Nugg, one of the largest online marketplaces for cannabis delivery in California, has over 150 partner dispensaries throughout that state. “We're already seeing a massive spike in order volume across the state,” says Alex Milligan, co-founder of Nugg. “Over the last 7 days, we had a 26% increase in orders compared to the previous 7 day period.” The company says that right now it’s seeing large spikes in urban San Francisco—where since last Tuesday there has been a “shelter in place order” for nearly 7 million people—and Los Angeles, another city hit hard with COVID-19 cases, where orders are up.

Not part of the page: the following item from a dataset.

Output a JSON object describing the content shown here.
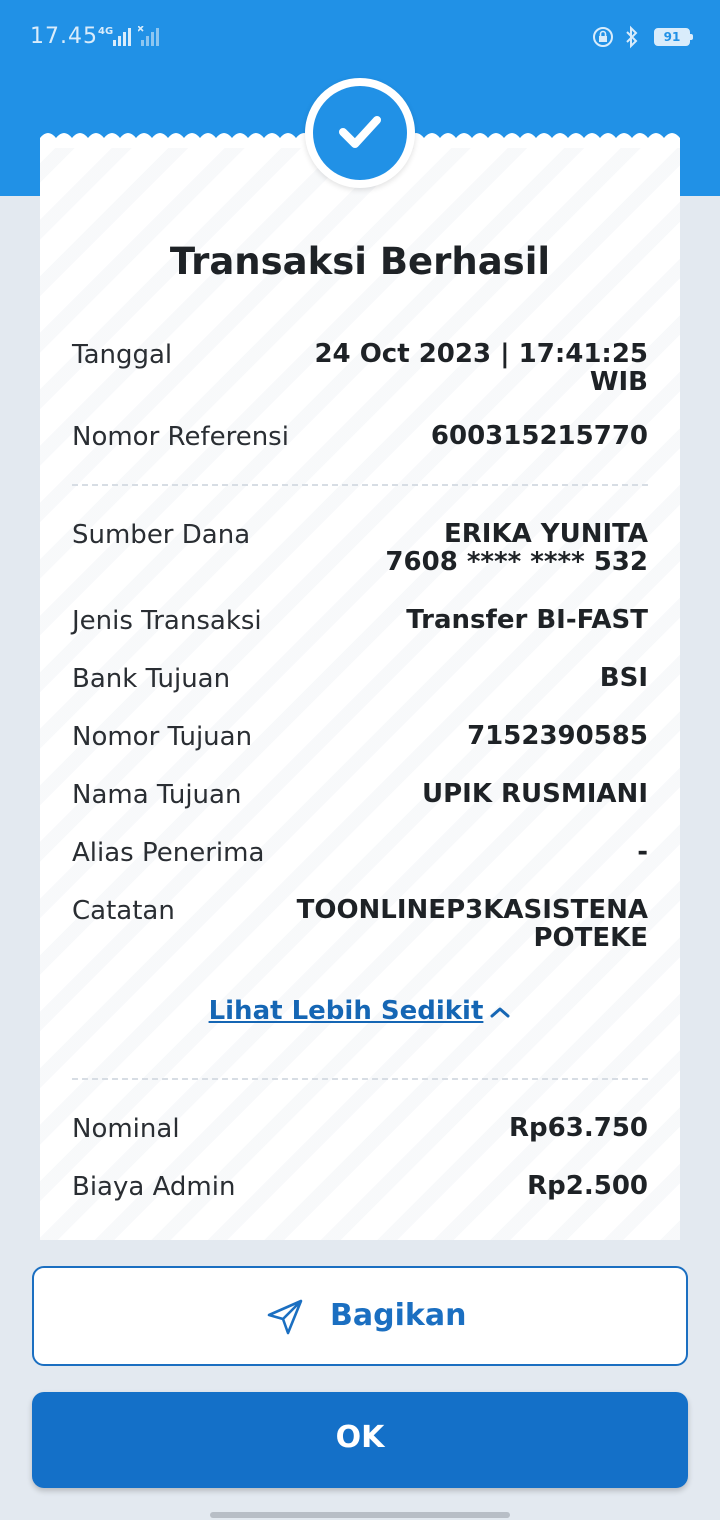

Airfield Supply Co. in San Jose saw a 100% increase in business last week. To lighten the burden on customers, they also enacted free delivery—which, by the way, their fleet of Teslas delivers.
The Apothecarium, a dispensary chain with three locations throughout the Bay Area, has seen an uptick in sales as well as online orders and continues to service customers while taking extra precautions. “We feel a strong sense of purpose to keep our guests and team members safe while maintaining access to cannabis for the people who depend on us,” says Cali Manzello, Apothecarium Castro store manager. “Our operations have been transformed.” Manzello goes on to explain that they are being extremely strict about maintaining ‘social distancing’ inside the store and outside in lines and constantly sanitizing hands and surfaces. “It’s a strange, intense and challenging time, but everyone is pitching in, both team members and guests. [We] couldn’t be more grateful for everyone’s effort and understanding.”
Harborside saw their biggest sales day on Monday after implementing curbside pick-up in Oakland and is utilizing drive-through at their Desert Hot Springs location. The company is allocating more staff to delivery and hiring new delivery staff as well.
Glass House Group is offering 20 perecent off all delivery orders for seniors age 65 and older who are at greater risk for contracting COVID-19. The company has expanded its express online ordering and delivery operations, reporting sales on Friday that surpassed what is usually their biggest annual sales day, 4/20.
Cities have heard the calls from both policymakers and citizens as two leading cities, Los Angeles and San Francisco—that are also among the hardest hit by the pandemic—have made it clear: dispensaries can remain open. Now it’s time for California to follow suit to make the “essential” classification for dispensaries statewide.
Bad news for the black market
The classification of cannabis dispensaries as “essential” has also thwarted a resurgence of the cannabis black market. “Cannabis is a medicine and anxiety reliever for so many people; [and] it’s irrelevant if they buy it with a medical card or at a recreational dispensary,” says Autumn Shelton, says Autumn Shelton, CFO of Santa Barbara-based cannabis grower Autumn Brands. “It is essential to their daily lives. And more than ever during this pandemic. If cannabis farms, distributors and dispensaries/delivery services are forced to shut down people will be forced back to the black market. The cannabis industry must continue to operate with strict social distancing and sanitation procedures in place to ensure health and safety for all.”
Dispensaries and ancillary businesses in California will continue to adapt to ensure they can safely service customers. Nugg says it’s providing resources to its partner dispensaries and ready to help businesses pivot as needed. “We're helping our partner dispensaries meet the increased [delivery] demand by sourcing new drivers from our 500k California customer base,” says Milligan. Retail stores are also taking precautions and reassuring customers that those that want to physically come in, can and feel safe to do so. From practicing social distancing to increasing cleaning and wiping of surfaces, they’re taking the pandemic extremely seriously, following CDC guidelines and going above and beyond to create a safe environment in the new-normal living with COVID-19.